Las Vegas

When talking about the history of the casino and the changes made to them over the years, it would be remiss to ignore the part that Las Vegas has to play. This element all began in 1905 when railroad workers who needed some downtime when laying the tracks between Los Angeles and Salt Lake City started their own gambling dens in a stretch of Nevada desert. Soon enough, the area known today as Las Vegas was a hotbed of bad behaviour and was notorious for prostitution, drinking and, of course, gambling. 

Because of this, the authorities stamped down hard on gambling in the area, and between 1910 and 1931 it was outlawed in the whole of Nevada. Not that this meant anything, however; secret gambling rooms and speakeasies were quickly set up so that all could continue as before. 

By the time the state made gambling legal in 1931, the scene had already taken off.  By 1941, the bright light’s city was up and running with the first big money resort, El Rancho Vegas (the Golden Gate Hotel was built before this, but it was nowhere near as glamorous, and it wasn’t a casino, just a hotel that allowed players to have somewhere to stay while they searched out the underground poker tables). 

El Rancho was like nothing that had been seen before. It had everything a gambler could want including horse riding, swimming pools, and plenty of games. There were two blackjack tables, one roulette wheel, one craps table, and around 70 different slot machines. This was the start. Others soon followed, and the Las Vegas we know and love today was born. 

The 1990s 

Nothing much changed for 50 years or so. Casinos were big, brash buildings full of games (more were added over time and there was plenty of competition) that, no matter how much you might want to, not everyone could get to. The fact that they were miles away, that it would take time to make the journey, was one problem. Many people who would have loved to have played at a real poker table or thrown the dice at craps just couldn’t get to where the action was. 

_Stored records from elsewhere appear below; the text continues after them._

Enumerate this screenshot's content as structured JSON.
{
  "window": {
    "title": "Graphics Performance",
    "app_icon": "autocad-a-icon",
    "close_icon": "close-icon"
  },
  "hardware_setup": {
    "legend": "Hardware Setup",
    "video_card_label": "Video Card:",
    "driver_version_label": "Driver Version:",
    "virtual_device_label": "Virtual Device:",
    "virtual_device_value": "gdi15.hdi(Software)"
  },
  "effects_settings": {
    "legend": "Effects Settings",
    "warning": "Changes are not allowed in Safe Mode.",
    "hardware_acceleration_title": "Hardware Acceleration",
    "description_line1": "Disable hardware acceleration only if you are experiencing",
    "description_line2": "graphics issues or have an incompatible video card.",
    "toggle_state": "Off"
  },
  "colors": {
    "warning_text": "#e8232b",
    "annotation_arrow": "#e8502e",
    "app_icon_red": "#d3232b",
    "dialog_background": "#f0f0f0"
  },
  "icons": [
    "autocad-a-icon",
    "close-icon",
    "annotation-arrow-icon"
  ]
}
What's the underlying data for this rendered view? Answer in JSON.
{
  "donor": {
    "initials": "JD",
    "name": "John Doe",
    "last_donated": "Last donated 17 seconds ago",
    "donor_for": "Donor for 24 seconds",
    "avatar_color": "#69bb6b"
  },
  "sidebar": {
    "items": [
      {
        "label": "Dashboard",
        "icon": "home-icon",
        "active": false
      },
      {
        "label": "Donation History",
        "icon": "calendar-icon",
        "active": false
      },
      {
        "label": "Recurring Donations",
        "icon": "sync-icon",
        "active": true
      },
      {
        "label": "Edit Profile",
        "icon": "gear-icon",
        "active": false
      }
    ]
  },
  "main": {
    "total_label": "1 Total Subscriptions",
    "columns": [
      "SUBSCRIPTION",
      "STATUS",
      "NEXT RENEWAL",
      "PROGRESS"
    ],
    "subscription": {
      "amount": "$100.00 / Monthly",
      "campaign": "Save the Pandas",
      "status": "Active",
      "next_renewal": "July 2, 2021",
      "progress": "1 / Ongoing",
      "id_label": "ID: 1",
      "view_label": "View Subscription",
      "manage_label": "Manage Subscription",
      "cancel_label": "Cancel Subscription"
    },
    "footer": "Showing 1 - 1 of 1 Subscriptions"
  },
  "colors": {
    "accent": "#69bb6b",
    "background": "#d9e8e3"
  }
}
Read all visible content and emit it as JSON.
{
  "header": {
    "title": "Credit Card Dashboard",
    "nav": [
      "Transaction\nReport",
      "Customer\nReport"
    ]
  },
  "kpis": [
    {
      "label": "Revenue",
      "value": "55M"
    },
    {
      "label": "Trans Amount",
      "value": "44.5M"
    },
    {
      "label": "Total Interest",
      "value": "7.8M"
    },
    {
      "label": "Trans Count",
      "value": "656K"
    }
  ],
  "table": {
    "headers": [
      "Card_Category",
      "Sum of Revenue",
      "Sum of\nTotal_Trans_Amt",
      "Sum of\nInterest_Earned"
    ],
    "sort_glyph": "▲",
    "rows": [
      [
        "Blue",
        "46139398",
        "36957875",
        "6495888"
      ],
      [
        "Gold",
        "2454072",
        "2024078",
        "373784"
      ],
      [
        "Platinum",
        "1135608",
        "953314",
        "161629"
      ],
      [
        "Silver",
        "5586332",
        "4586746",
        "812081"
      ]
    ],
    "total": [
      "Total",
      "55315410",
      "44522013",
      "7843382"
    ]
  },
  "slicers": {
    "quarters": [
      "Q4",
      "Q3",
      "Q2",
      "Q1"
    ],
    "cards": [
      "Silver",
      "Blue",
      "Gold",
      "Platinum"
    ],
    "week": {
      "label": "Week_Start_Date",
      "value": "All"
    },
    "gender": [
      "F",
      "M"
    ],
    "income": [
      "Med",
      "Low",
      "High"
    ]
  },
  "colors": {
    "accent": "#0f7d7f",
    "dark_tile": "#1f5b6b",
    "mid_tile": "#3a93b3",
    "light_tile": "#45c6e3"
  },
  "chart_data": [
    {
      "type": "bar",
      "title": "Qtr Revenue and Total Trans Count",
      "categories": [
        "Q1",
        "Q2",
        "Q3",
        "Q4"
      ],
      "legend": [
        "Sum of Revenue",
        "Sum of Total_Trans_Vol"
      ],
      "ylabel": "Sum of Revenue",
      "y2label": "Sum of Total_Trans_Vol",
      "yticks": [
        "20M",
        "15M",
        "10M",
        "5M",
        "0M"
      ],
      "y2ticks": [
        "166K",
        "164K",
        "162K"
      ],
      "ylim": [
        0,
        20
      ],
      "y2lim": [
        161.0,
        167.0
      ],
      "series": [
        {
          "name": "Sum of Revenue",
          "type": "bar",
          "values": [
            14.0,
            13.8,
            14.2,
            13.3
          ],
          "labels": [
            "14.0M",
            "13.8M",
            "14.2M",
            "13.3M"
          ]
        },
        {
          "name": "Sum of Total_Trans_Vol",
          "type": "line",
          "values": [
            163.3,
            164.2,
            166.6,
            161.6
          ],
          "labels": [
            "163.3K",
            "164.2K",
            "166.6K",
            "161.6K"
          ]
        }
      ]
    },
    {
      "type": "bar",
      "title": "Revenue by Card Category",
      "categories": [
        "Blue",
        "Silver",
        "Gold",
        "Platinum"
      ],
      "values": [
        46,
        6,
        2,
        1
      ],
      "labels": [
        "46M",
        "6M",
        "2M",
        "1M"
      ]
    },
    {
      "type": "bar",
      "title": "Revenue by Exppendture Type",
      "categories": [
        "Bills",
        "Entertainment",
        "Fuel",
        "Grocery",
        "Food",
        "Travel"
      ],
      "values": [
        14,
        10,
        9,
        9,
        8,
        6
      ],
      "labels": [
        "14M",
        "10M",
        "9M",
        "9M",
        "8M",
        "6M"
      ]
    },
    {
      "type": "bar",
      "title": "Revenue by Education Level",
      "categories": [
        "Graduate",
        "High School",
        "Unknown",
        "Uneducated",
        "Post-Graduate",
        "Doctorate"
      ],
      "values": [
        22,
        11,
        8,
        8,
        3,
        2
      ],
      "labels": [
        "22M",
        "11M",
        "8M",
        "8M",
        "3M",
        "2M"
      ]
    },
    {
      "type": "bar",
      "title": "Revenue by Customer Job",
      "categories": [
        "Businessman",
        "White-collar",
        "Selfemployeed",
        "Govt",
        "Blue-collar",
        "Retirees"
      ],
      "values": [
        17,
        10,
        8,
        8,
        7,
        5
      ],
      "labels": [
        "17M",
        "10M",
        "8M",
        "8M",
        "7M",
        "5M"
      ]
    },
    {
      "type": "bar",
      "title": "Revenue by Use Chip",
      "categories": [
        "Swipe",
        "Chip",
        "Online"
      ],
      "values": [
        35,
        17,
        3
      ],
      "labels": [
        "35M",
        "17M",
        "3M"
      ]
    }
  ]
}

The Internet changed all of that, just as it changed everything else we do in life. By the 1990s, when the Internet was just starting out, casinos were already being built online. Although they were very basic, casino sites opened online, offering the chance to play games such as bingo and poker for real money. Over time, these games have been updated and increased in number, and they now look, sound, and feel like the real thing. Online gaming and gambling meant that anyone could play no matter where they were or even what time it was. Gambling and casinos were opened up to a whole new group of people. 

Mobile Gaming 

The latest transformation for the casinos is mobile gaming. Online gambling was great, and is still used by many from their desktops and laptops, but what has really offered immense freedom is the mobile element. Thanks to smartphones and tablets, players can download an app or go to a website wherever they happen to be (assuming they have Internet access, of course) and play their games even if they only have a few spare minutes on their lunch break, between meetings, or waiting in the car for the kids to come out of school. 

In 2018, 40 percent of the entire online gambling market was accounted for with mobile gaming, and it is like that this number will grow. In a busy world, people just don’t have time to visit physical casinos, but they do have time to play on mobile slot games for five minutes here and there. Plus you can now even join in live casino games with a real dealer and other players. Advances are being made all the time, and for those who love casinos and gambling, the changes are absolutely fascinating. What is going to happen next?

About Carson Derrow

My name is Carson Derrow I'm an entrepreneur, professional blogger, and marketer from Arkansas. I've been writing for startups and small businesses since 2012. I share the latest business news, tools, resources, and marketing tips to help startups and small businesses to grow their business.

Speak Your Mind

This site uses Akismet to reduce spam. Learn how your comment data is processed.